*** Opening of DATA SHOWN ***

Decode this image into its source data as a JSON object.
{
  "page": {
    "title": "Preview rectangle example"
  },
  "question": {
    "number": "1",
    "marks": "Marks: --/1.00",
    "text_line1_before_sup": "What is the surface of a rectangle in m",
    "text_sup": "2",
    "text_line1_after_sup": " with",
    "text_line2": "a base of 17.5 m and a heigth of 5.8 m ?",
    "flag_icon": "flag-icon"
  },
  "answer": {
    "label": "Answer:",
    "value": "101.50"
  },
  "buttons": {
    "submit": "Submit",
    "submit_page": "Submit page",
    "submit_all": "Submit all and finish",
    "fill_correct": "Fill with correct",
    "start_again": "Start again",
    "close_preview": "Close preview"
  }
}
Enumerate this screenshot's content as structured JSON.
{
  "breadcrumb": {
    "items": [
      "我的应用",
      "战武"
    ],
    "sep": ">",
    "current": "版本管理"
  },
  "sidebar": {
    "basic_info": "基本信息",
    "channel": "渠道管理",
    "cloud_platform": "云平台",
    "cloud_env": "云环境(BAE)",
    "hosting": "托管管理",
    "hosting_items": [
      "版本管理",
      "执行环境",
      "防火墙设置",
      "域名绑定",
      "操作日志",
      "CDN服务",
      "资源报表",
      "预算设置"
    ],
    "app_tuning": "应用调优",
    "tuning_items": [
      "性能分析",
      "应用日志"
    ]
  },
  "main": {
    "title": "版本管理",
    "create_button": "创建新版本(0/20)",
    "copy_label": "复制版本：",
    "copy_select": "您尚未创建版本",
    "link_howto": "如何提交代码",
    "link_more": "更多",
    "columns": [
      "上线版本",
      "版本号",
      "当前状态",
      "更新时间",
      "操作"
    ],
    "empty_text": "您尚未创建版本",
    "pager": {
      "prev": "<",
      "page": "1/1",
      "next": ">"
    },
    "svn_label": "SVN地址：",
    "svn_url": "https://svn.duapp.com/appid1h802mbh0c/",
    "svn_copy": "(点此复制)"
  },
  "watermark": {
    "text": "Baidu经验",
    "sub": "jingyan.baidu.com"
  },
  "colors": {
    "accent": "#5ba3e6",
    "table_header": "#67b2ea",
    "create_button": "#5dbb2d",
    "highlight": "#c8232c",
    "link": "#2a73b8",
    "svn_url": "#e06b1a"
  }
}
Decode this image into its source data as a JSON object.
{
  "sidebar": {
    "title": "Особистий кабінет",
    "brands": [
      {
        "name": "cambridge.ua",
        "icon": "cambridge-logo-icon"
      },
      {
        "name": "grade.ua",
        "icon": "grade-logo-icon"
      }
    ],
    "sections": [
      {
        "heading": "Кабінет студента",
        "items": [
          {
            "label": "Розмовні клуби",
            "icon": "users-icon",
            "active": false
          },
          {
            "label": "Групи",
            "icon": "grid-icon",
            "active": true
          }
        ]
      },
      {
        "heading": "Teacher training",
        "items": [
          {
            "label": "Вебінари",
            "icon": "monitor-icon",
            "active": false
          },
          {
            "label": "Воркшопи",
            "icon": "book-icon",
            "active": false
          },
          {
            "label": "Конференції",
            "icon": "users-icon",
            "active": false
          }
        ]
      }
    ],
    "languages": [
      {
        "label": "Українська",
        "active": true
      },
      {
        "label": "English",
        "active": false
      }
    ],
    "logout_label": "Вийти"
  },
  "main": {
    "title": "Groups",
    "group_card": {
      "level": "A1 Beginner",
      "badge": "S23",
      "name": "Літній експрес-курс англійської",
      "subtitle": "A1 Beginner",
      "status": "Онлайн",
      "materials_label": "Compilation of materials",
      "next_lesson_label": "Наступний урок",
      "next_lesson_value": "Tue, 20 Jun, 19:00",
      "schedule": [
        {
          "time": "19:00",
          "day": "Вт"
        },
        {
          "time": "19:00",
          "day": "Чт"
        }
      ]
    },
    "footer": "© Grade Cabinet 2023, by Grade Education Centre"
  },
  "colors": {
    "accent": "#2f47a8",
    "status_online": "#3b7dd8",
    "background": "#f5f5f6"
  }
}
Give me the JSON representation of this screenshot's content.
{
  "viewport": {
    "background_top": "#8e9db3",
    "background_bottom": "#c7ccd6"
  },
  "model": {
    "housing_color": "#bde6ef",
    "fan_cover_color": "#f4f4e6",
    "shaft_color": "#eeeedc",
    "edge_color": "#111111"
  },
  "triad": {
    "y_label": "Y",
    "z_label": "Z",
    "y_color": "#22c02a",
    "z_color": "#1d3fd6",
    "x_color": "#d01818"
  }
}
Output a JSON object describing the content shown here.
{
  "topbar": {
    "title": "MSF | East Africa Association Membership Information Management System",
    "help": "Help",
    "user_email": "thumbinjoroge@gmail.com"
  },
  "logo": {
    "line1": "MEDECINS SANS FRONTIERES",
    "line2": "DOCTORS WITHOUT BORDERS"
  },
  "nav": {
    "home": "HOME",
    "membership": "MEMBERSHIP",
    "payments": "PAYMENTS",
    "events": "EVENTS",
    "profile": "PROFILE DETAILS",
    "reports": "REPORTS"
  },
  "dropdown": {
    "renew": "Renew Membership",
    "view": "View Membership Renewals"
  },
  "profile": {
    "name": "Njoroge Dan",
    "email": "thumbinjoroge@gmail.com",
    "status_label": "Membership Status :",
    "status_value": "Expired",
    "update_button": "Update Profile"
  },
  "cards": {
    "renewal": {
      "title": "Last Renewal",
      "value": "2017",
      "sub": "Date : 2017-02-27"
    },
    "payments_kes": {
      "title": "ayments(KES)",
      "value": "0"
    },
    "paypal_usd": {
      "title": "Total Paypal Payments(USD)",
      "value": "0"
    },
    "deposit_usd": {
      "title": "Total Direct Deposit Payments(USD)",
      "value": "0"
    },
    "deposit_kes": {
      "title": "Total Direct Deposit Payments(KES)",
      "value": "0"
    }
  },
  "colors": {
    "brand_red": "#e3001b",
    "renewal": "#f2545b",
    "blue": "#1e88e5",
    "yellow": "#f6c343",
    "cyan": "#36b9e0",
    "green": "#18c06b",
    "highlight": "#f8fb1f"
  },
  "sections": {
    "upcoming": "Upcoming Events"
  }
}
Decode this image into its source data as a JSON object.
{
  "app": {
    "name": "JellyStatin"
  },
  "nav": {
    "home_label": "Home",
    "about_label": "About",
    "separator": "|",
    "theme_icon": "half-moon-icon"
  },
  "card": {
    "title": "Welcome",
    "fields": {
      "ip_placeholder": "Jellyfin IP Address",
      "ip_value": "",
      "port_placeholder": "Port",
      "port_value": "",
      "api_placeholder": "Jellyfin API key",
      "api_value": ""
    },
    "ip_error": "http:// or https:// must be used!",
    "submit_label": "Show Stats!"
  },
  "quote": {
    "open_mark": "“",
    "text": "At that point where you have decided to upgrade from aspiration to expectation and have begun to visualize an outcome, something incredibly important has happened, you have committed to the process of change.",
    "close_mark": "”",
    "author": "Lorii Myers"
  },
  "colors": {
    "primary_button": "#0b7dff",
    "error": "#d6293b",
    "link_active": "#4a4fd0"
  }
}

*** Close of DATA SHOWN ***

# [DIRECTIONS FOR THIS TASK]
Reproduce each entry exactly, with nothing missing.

# [EXERCISE OUTPUT]
Decode this image into its source data as a JSON object.
{
  "page": {
    "title": "Preview rectangle example"
  },
  "question": {
    "number": "1",
    "marks": "Marks: --/1.00",
    "text_line1_before_sup": "What is the surface of a rectangle in m",
    "text_sup": "2",
    "text_line1_after_sup": " with",
    "text_line2": "a base of 17.5 m and a heigth of 5.8 m ?",
    "flag_icon": "flag-icon"
  },
  "answer": {
    "label": "Answer:",
    "value": "101.50"
  },
  "buttons": {
    "submit": "Submit",
    "submit_page": "Submit page",
    "submit_all": "Submit all and finish",
    "fill_correct": "Fill with correct",
    "start_again": "Start again",
    "close_preview": "Close preview"
  }
}
Enumerate this screenshot's content as structured JSON.
{
  "breadcrumb": {
    "items": [
      "我的应用",
      "战武"
    ],
    "sep": ">",
    "current": "版本管理"
  },
  "sidebar": {
    "basic_info": "基本信息",
    "channel": "渠道管理",
    "cloud_platform": "云平台",
    "cloud_env": "云环境(BAE)",
    "hosting": "托管管理",
    "hosting_items": [
      "版本管理",
      "执行环境",
      "防火墙设置",
      "域名绑定",
      "操作日志",
      "CDN服务",
      "资源报表",
      "预算设置"
    ],
    "app_tuning": "应用调优",
    "tuning_items": [
      "性能分析",
      "应用日志"
    ]
  },
  "main": {
    "title": "版本管理",
    "create_button": "创建新版本(0/20)",
    "copy_label": "复制版本：",
    "copy_select": "您尚未创建版本",
    "link_howto": "如何提交代码",
    "link_more": "更多",
    "columns": [
      "上线版本",
      "版本号",
      "当前状态",
      "更新时间",
      "操作"
    ],
    "empty_text": "您尚未创建版本",
    "pager": {
      "prev": "<",
      "page": "1/1",
      "next": ">"
    },
    "svn_label": "SVN地址：",
    "svn_url": "https://svn.duapp.com/appid1h802mbh0c/",
    "svn_copy": "(点此复制)"
  },
  "watermark": {
    "text": "Baidu经验",
    "sub": "jingyan.baidu.com"
  },
  "colors": {
    "accent": "#5ba3e6",
    "table_header": "#67b2ea",
    "create_button": "#5dbb2d",
    "highlight": "#c8232c",
    "link": "#2a73b8",
    "svn_url": "#e06b1a"
  }
}
Decode this image into its source data as a JSON object.
{
  "sidebar": {
    "title": "Особистий кабінет",
    "brands": [
      {
        "name": "cambridge.ua",
        "icon": "cambridge-logo-icon"
      },
      {
        "name": "grade.ua",
        "icon": "grade-logo-icon"
      }
    ],
    "sections": [
      {
        "heading": "Кабінет студента",
        "items": [
          {
            "label": "Розмовні клуби",
            "icon": "users-icon",
            "active": false
          },
          {
            "label": "Групи",
            "icon": "grid-icon",
            "active": true
          }
        ]
      },
      {
        "heading": "Teacher training",
        "items": [
          {
            "label": "Вебінари",
            "icon": "monitor-icon",
            "active": false
          },
          {
            "label": "Воркшопи",
            "icon": "book-icon",
            "active": false
          },
          {
            "label": "Конференції",
            "icon": "users-icon",
            "active": false
          }
        ]
      }
    ],
    "languages": [
      {
        "label": "Українська",
        "active": true
      },
      {
        "label": "English",
        "active": false
      }
    ],
    "logout_label": "Вийти"
  },
  "main": {
    "title": "Groups",
    "group_card": {
      "level": "A1 Beginner",
      "badge": "S23",
      "name": "Літній експрес-курс англійської",
      "subtitle": "A1 Beginner",
      "status": "Онлайн",
      "materials_label": "Compilation of materials",
      "next_lesson_label": "Наступний урок",
      "next_lesson_value": "Tue, 20 Jun, 19:00",
      "schedule": [
        {
          "time": "19:00",
          "day": "Вт"
        },
        {
          "time": "19:00",
          "day": "Чт"
        }
      ]
    },
    "footer": "© Grade Cabinet 2023, by Grade Education Centre"
  },
  "colors": {
    "accent": "#2f47a8",
    "status_online": "#3b7dd8",
    "background": "#f5f5f6"
  }
}
Give me the JSON representation of this screenshot's content.
{
  "viewport": {
    "background_top": "#8e9db3",
    "background_bottom": "#c7ccd6"
  },
  "model": {
    "housing_color": "#bde6ef",
    "fan_cover_color": "#f4f4e6",
    "shaft_color": "#eeeedc",
    "edge_color": "#111111"
  },
  "triad": {
    "y_label": "Y",
    "z_label": "Z",
    "y_color": "#22c02a",
    "z_color": "#1d3fd6",
    "x_color": "#d01818"
  }
}
Output a JSON object describing the content shown here.
{
  "topbar": {
    "title": "MSF | East Africa Association Membership Information Management System",
    "help": "Help",
    "user_email": "thumbinjoroge@gmail.com"
  },
  "logo": {
    "line1": "MEDECINS SANS FRONTIERES",
    "line2": "DOCTORS WITHOUT BORDERS"
  },
  "nav": {
    "home": "HOME",
    "membership": "MEMBERSHIP",
    "payments": "PAYMENTS",
    "events": "EVENTS",
    "profile": "PROFILE DETAILS",
    "reports": "REPORTS"
  },
  "dropdown": {
    "renew": "Renew Membership",
    "view": "View Membership Renewals"
  },
  "profile": {
    "name": "Njoroge Dan",
    "email": "thumbinjoroge@gmail.com",
    "status_label": "Membership Status :",
    "status_value": "Expired",
    "update_button": "Update Profile"
  },
  "cards": {
    "renewal": {
      "title": "Last Renewal",
      "value": "2017",
      "sub": "Date : 2017-02-27"
    },
    "payments_kes": {
      "title": "ayments(KES)",
      "value": "0"
    },
    "paypal_usd": {
      "title": "Total Paypal Payments(USD)",
      "value": "0"
    },
    "deposit_usd": {
      "title": "Total Direct Deposit Payments(USD)",
      "value": "0"
    },
    "deposit_kes": {
      "title": "Total Direct Deposit Payments(KES)",
      "value": "0"
    }
  },
  "colors": {
    "brand_red": "#e3001b",
    "renewal": "#f2545b",
    "blue": "#1e88e5",
    "yellow": "#f6c343",
    "cyan": "#36b9e0",
    "green": "#18c06b",
    "highlight": "#f8fb1f"
  },
  "sections": {
    "upcoming": "Upcoming Events"
  }
}
Decode this image into its source data as a JSON object.
{
  "app": {
    "name": "JellyStatin"
  },
  "nav": {
    "home_label": "Home",
    "about_label": "About",
    "separator": "|",
    "theme_icon": "half-moon-icon"
  },
  "card": {
    "title": "Welcome",
    "fields": {
      "ip_placeholder": "Jellyfin IP Address",
      "ip_value": "",
      "port_placeholder": "Port",
      "port_value": "",
      "api_placeholder": "Jellyfin API key",
      "api_value": ""
    },
    "ip_error": "http:// or https:// must be used!",
    "submit_label": "Show Stats!"
  },
  "quote": {
    "open_mark": "“",
    "text": "At that point where you have decided to upgrade from aspiration to expectation and have begun to visualize an outcome, something incredibly important has happened, you have committed to the process of change.",
    "close_mark": "”",
    "author": "Lorii Myers"
  },
  "colors": {
    "primary_button": "#0b7dff",
    "error": "#d6293b",
    "link_active": "#4a4fd0"
  }
}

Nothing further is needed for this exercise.